An exact repetition of the data below, without images, is the expected answer.
[Input data Boundary: Start]
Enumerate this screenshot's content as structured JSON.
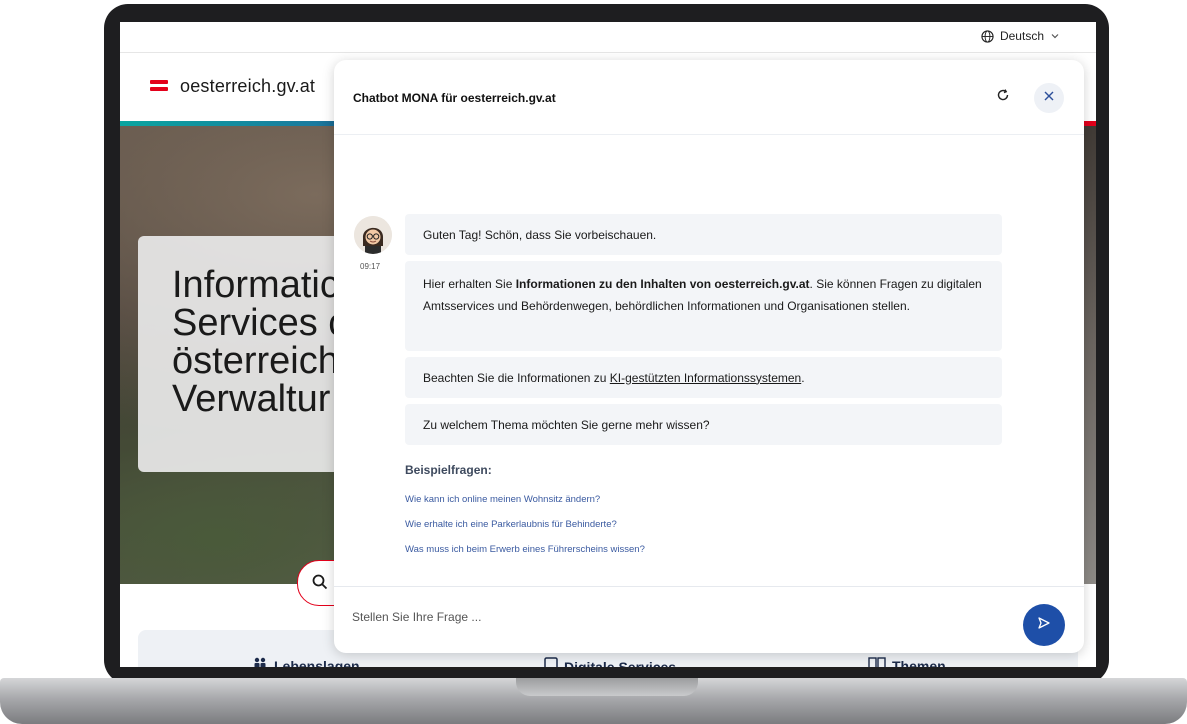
{
  "site": {
    "language_label": "Deutsch",
    "logo_text": "oesterreich.gv.at",
    "hero_title": "Informatic\nServices c\nösterreich\nVerwaltur",
    "tabs": [
      {
        "label": "Lebenslagen"
      },
      {
        "label": "Digitale Services"
      },
      {
        "label": "Themen"
      }
    ]
  },
  "chat": {
    "title": "Chatbot MONA für oesterreich.gv.at",
    "time": "09:17",
    "messages": {
      "m1": "Guten Tag! Schön, dass Sie vorbeischauen.",
      "m2_pre": "Hier erhalten Sie ",
      "m2_bold": "Informationen zu den Inhalten von oesterreich.gv.at",
      "m2_post": ". Sie können Fragen zu digitalen Amtsservices und Behördenwegen, behördlichen Informationen und Organisationen stellen.",
      "m3_pre": "Beachten Sie die Informationen zu ",
      "m3_link": "KI-gestützten Informationssystemen",
      "m3_post": ".",
      "m4": "Zu welchem Thema möchten Sie gerne mehr wissen?"
    },
    "examples_title": "Beispielfragen:",
    "examples": [
      "Wie kann ich online meinen Wohnsitz ändern?",
      "Wie erhalte ich eine Parkerlaubnis für Behinderte?",
      "Was muss ich beim Erwerb eines Führerscheins wissen?"
    ],
    "input_placeholder": "Stellen Sie Ihre Frage ..."
  },
  "colors": {
    "accent_red": "#e3001b",
    "send_button": "#1e4fa8",
    "bubble_bg": "#f3f5f8"
  },
  "icons": [
    "globe-icon",
    "chevron-down-icon",
    "refresh-icon",
    "close-icon",
    "search-icon",
    "send-icon",
    "avatar-icon",
    "people-icon",
    "tablet-icon",
    "book-icon"
  ]
}
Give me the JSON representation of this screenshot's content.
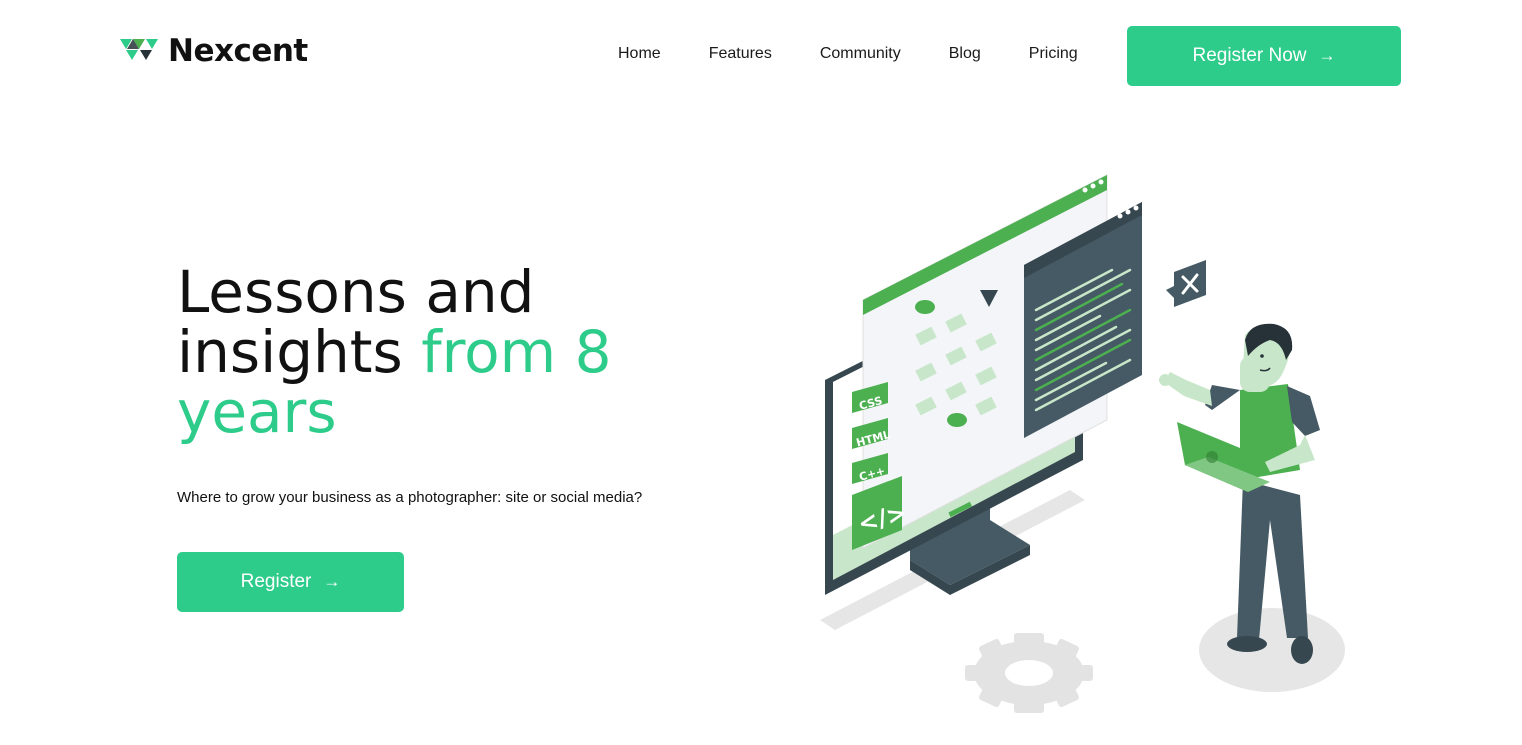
{
  "brand": {
    "name": "Nexcent",
    "logo_icon": "triangle-logo-icon",
    "accent_color": "#2ecc8b",
    "dark_color": "#455a64",
    "light_green": "#c8e6c9",
    "mid_green": "#4caf50"
  },
  "nav": {
    "items": [
      {
        "label": "Home"
      },
      {
        "label": "Features"
      },
      {
        "label": "Community"
      },
      {
        "label": "Blog"
      },
      {
        "label": "Pricing"
      }
    ]
  },
  "header_cta": {
    "label": "Register Now",
    "arrow": "→"
  },
  "hero": {
    "title_part1": "Lessons and insights ",
    "title_accent": "from 8 years",
    "subtitle": "Where to grow your business as a photographer: site or social media?",
    "cta": {
      "label": "Register",
      "arrow": "→"
    }
  },
  "illustration": {
    "description_icon": "developer-illustration",
    "code_tags": [
      "CSS",
      "HTML",
      "C++"
    ],
    "code_icon_label": "</>"
  }
}
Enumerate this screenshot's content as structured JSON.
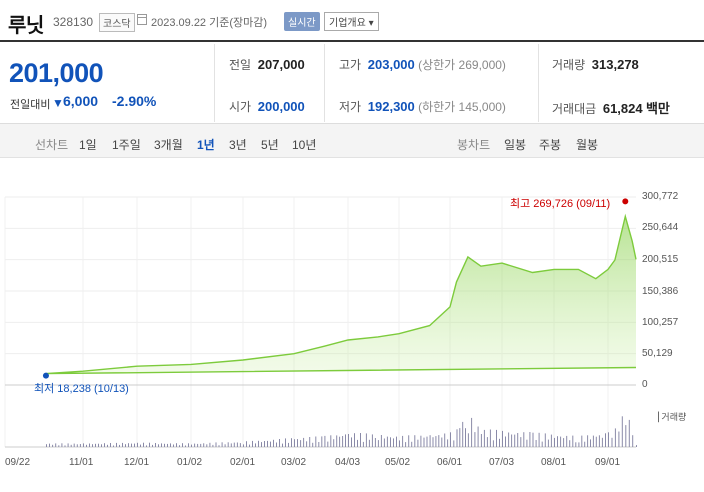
{
  "header": {
    "name": "루닛",
    "code": "328130",
    "market": "코스닥",
    "date": "2023.09.22 기준(장마감)",
    "realtime": "실시간",
    "overview": "기업개요"
  },
  "quote": {
    "price": "201,000",
    "change_label": "전일대비",
    "change_arrow": "▼",
    "change_amount": "6,000",
    "change_pct": "-2.90%",
    "prev_label": "전일",
    "prev": "207,000",
    "open_label": "시가",
    "open": "200,000",
    "high_label": "고가",
    "high": "203,000",
    "upper_limit": "(상한가 269,000)",
    "low_label": "저가",
    "low": "192,300",
    "lower_limit": "(하한가 145,000)",
    "volume_label": "거래량",
    "volume": "313,278",
    "value_label": "거래대금",
    "value": "61,824",
    "value_unit": "백만"
  },
  "periods": {
    "line_label": "선차트",
    "line_items": [
      "1일",
      "1주일",
      "3개월",
      "1년",
      "3년",
      "5년",
      "10년"
    ],
    "active": "1년",
    "candle_label": "봉차트",
    "candle_items": [
      "일봉",
      "주봉",
      "월봉"
    ]
  },
  "colors": {
    "accent": "#1153b9",
    "down": "#1153b9",
    "high_marker": "#cc0000",
    "line": "#7dcb3c",
    "fill": "#d6f3b7"
  },
  "chart_data": {
    "type": "area",
    "y_ticks": [
      "300,772",
      "250,644",
      "200,515",
      "150,386",
      "100,257",
      "50,129",
      "0"
    ],
    "ylim": [
      0,
      300772
    ],
    "x_ticks": [
      "09/22",
      "11/01",
      "12/01",
      "01/02",
      "02/01",
      "03/02",
      "04/03",
      "05/02",
      "06/01",
      "07/03",
      "08/01",
      "09/01"
    ],
    "high_annotation": "최고 269,726 (09/11)",
    "low_annotation": "최저 18,238 (10/13)",
    "volume_legend": "거래량",
    "x": [
      "09/22",
      "10/13",
      "11/01",
      "12/01",
      "01/02",
      "02/01",
      "03/02",
      "03/20",
      "04/03",
      "04/20",
      "05/02",
      "05/20",
      "06/01",
      "06/05",
      "06/12",
      "06/20",
      "07/03",
      "07/20",
      "08/01",
      "08/15",
      "08/25",
      "09/01",
      "09/05",
      "09/11",
      "09/15",
      "09/22"
    ],
    "values": [
      28000,
      18238,
      22000,
      30000,
      33000,
      40000,
      50000,
      62000,
      72000,
      77000,
      82000,
      95000,
      125000,
      165000,
      205000,
      190000,
      195000,
      180000,
      185000,
      185000,
      170000,
      185000,
      200000,
      269726,
      230000,
      201000
    ],
    "volume": [
      0.15,
      0.1,
      0.1,
      0.12,
      0.1,
      0.15,
      0.25,
      0.3,
      0.4,
      0.35,
      0.3,
      0.35,
      0.4,
      0.6,
      0.9,
      0.5,
      0.45,
      0.4,
      0.35,
      0.3,
      0.35,
      0.4,
      0.55,
      1.0,
      0.6,
      0.3
    ]
  }
}
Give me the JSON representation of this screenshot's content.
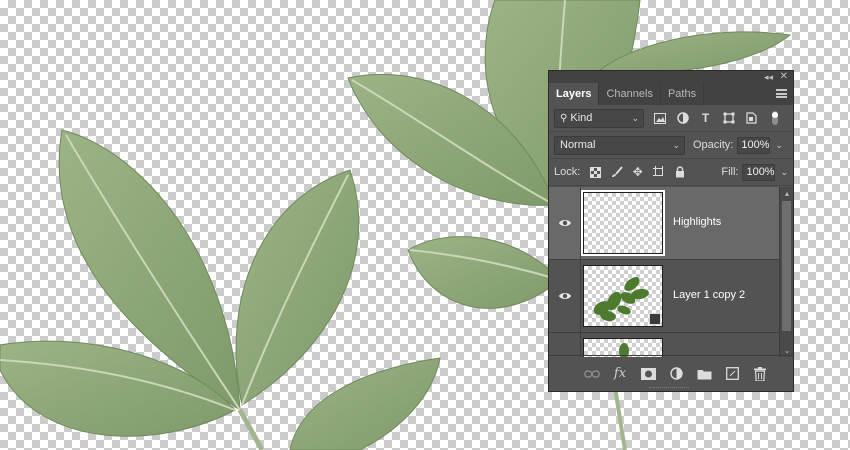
{
  "canvas": {
    "leaf_color": "#8fa87a",
    "leaf_vein_color": "#c9d6b8",
    "stem_color": "#a3b58f"
  },
  "panel": {
    "collapse_icon": "double-chevron-left-icon",
    "close_icon": "close-icon",
    "tabs": [
      {
        "label": "Layers",
        "active": true
      },
      {
        "label": "Channels",
        "active": false
      },
      {
        "label": "Paths",
        "active": false
      }
    ],
    "menu_icon": "panel-menu-icon",
    "filter": {
      "kind_label": "Kind",
      "icons": [
        "pixel-filter-icon",
        "adjustment-filter-icon",
        "type-filter-icon",
        "shape-filter-icon",
        "smart-object-filter-icon",
        "filter-toggle-icon"
      ]
    },
    "blend": {
      "mode": "Normal",
      "opacity_label": "Opacity:",
      "opacity_value": "100%"
    },
    "lock": {
      "label": "Lock:",
      "icons": [
        "lock-transparent-icon",
        "lock-pixels-icon",
        "lock-position-icon",
        "lock-artboard-icon",
        "lock-all-icon"
      ],
      "fill_label": "Fill:",
      "fill_value": "100%"
    },
    "layers": [
      {
        "name": "Highlights",
        "visible": true,
        "selected": true
      },
      {
        "name": "Layer 1 copy 2",
        "visible": true,
        "selected": false
      },
      {
        "name": "",
        "visible": false,
        "selected": false
      }
    ],
    "bottom_icons": [
      "link-layers-icon",
      "fx-icon",
      "layer-mask-icon",
      "adjustment-layer-icon",
      "group-folder-icon",
      "new-layer-icon",
      "trash-icon"
    ]
  }
}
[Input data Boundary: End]
Result:
Enumerate this screenshot's content as structured JSON.
{
  "site": {
    "language_label": "Deutsch",
    "logo_text": "oesterreich.gv.at",
    "hero_title": "Informatic\nServices c\nösterreich\nVerwaltur",
    "tabs": [
      {
        "label": "Lebenslagen"
      },
      {
        "label": "Digitale Services"
      },
      {
        "label": "Themen"
      }
    ]
  },
  "chat": {
    "title": "Chatbot MONA für oesterreich.gv.at",
    "time": "09:17",
    "messages": {
      "m1": "Guten Tag! Schön, dass Sie vorbeischauen.",
      "m2_pre": "Hier erhalten Sie ",
      "m2_bold": "Informationen zu den Inhalten von oesterreich.gv.at",
      "m2_post": ". Sie können Fragen zu digitalen Amtsservices und Behördenwegen, behördlichen Informationen und Organisationen stellen.",
      "m3_pre": "Beachten Sie die Informationen zu ",
      "m3_link": "KI-gestützten Informationssystemen",
      "m3_post": ".",
      "m4": "Zu welchem Thema möchten Sie gerne mehr wissen?"
    },
    "examples_title": "Beispielfragen:",
    "examples": [
      "Wie kann ich online meinen Wohnsitz ändern?",
      "Wie erhalte ich eine Parkerlaubnis für Behinderte?",
      "Was muss ich beim Erwerb eines Führerscheins wissen?"
    ],
    "input_placeholder": "Stellen Sie Ihre Frage ..."
  },
  "colors": {
    "accent_red": "#e3001b",
    "send_button": "#1e4fa8",
    "bubble_bg": "#f3f5f8"
  },
  "icons": [
    "globe-icon",
    "chevron-down-icon",
    "refresh-icon",
    "close-icon",
    "search-icon",
    "send-icon",
    "avatar-icon",
    "people-icon",
    "tablet-icon",
    "book-icon"
  ]
}
Give me the JSON representation of this screenshot's content.
{
  "brand": {
    "name": "Nexcent",
    "logo_icon": "triangle-logo-icon",
    "accent_color": "#2ecc8b",
    "dark_color": "#455a64",
    "light_green": "#c8e6c9",
    "mid_green": "#4caf50"
  },
  "nav": {
    "items": [
      {
        "label": "Home"
      },
      {
        "label": "Features"
      },
      {
        "label": "Community"
      },
      {
        "label": "Blog"
      },
      {
        "label": "Pricing"
      }
    ]
  },
  "header_cta": {
    "label": "Register Now",
    "arrow": "→"
  },
  "hero": {
    "title_part1": "Lessons and insights ",
    "title_accent": "from 8 years",
    "subtitle": "Where to grow your business as a photographer: site or social media?",
    "cta": {
      "label": "Register",
      "arrow": "→"
    }
  },
  "illustration": {
    "description_icon": "developer-illustration",
    "code_tags": [
      "CSS",
      "HTML",
      "C++"
    ],
    "code_icon_label": "</>"
  }
}
Enumerate this screenshot's content as structured JSON.
{
  "header": {
    "name": "루닛",
    "code": "328130",
    "market": "코스닥",
    "date": "2023.09.22 기준(장마감)",
    "realtime": "실시간",
    "overview": "기업개요"
  },
  "quote": {
    "price": "201,000",
    "change_label": "전일대비",
    "change_arrow": "▼",
    "change_amount": "6,000",
    "change_pct": "-2.90%",
    "prev_label": "전일",
    "prev": "207,000",
    "open_label": "시가",
    "open": "200,000",
    "high_label": "고가",
    "high": "203,000",
    "upper_limit": "(상한가 269,000)",
    "low_label": "저가",
    "low": "192,300",
    "lower_limit": "(하한가 145,000)",
    "volume_label": "거래량",
    "volume": "313,278",
    "value_label": "거래대금",
    "value": "61,824",
    "value_unit": "백만"
  },
  "periods": {
    "line_label": "선차트",
    "line_items": [
      "1일",
      "1주일",
      "3개월",
      "1년",
      "3년",
      "5년",
      "10년"
    ],
    "active": "1년",
    "candle_label": "봉차트",
    "candle_items": [
      "일봉",
      "주봉",
      "월봉"
    ]
  },
  "colors": {
    "accent": "#1153b9",
    "down": "#1153b9",
    "high_marker": "#cc0000",
    "line": "#7dcb3c",
    "fill": "#d6f3b7"
  },
  "chart_data": {
    "type": "area",
    "y_ticks": [
      "300,772",
      "250,644",
      "200,515",
      "150,386",
      "100,257",
      "50,129",
      "0"
    ],
    "ylim": [
      0,
      300772
    ],
    "x_ticks": [
      "09/22",
      "11/01",
      "12/01",
      "01/02",
      "02/01",
      "03/02",
      "04/03",
      "05/02",
      "06/01",
      "07/03",
      "08/01",
      "09/01"
    ],
    "high_annotation": "최고 269,726 (09/11)",
    "low_annotation": "최저 18,238 (10/13)",
    "volume_legend": "거래량",
    "x": [
      "09/22",
      "10/13",
      "11/01",
      "12/01",
      "01/02",
      "02/01",
      "03/02",
      "03/20",
      "04/03",
      "04/20",
      "05/02",
      "05/20",
      "06/01",
      "06/05",
      "06/12",
      "06/20",
      "07/03",
      "07/20",
      "08/01",
      "08/15",
      "08/25",
      "09/01",
      "09/05",
      "09/11",
      "09/15",
      "09/22"
    ],
    "values": [
      28000,
      18238,
      22000,
      30000,
      33000,
      40000,
      50000,
      62000,
      72000,
      77000,
      82000,
      95000,
      125000,
      165000,
      205000,
      190000,
      195000,
      180000,
      185000,
      185000,
      170000,
      185000,
      200000,
      269726,
      230000,
      201000
    ],
    "volume": [
      0.15,
      0.1,
      0.1,
      0.12,
      0.1,
      0.15,
      0.25,
      0.3,
      0.4,
      0.35,
      0.3,
      0.35,
      0.4,
      0.6,
      0.9,
      0.5,
      0.45,
      0.4,
      0.35,
      0.3,
      0.35,
      0.4,
      0.55,
      1.0,
      0.6,
      0.3
    ]
  }
}
Give me the JSON representation of this screenshot's content.
{
  "canvas": {
    "leaf_color": "#8fa87a",
    "leaf_vein_color": "#c9d6b8",
    "stem_color": "#a3b58f"
  },
  "panel": {
    "collapse_icon": "double-chevron-left-icon",
    "close_icon": "close-icon",
    "tabs": [
      {
        "label": "Layers",
        "active": true
      },
      {
        "label": "Channels",
        "active": false
      },
      {
        "label": "Paths",
        "active": false
      }
    ],
    "menu_icon": "panel-menu-icon",
    "filter": {
      "kind_label": "Kind",
      "icons": [
        "pixel-filter-icon",
        "adjustment-filter-icon",
        "type-filter-icon",
        "shape-filter-icon",
        "smart-object-filter-icon",
        "filter-toggle-icon"
      ]
    },
    "blend": {
      "mode": "Normal",
      "opacity_label": "Opacity:",
      "opacity_value": "100%"
    },
    "lock": {
      "label": "Lock:",
      "icons": [
        "lock-transparent-icon",
        "lock-pixels-icon",
        "lock-position-icon",
        "lock-artboard-icon",
        "lock-all-icon"
      ],
      "fill_label": "Fill:",
      "fill_value": "100%"
    },
    "layers": [
      {
        "name": "Highlights",
        "visible": true,
        "selected": true
      },
      {
        "name": "Layer 1 copy 2",
        "visible": true,
        "selected": false
      },
      {
        "name": "",
        "visible": false,
        "selected": false
      }
    ],
    "bottom_icons": [
      "link-layers-icon",
      "fx-icon",
      "layer-mask-icon",
      "adjustment-layer-icon",
      "group-folder-icon",
      "new-layer-icon",
      "trash-icon"
    ]
  }
}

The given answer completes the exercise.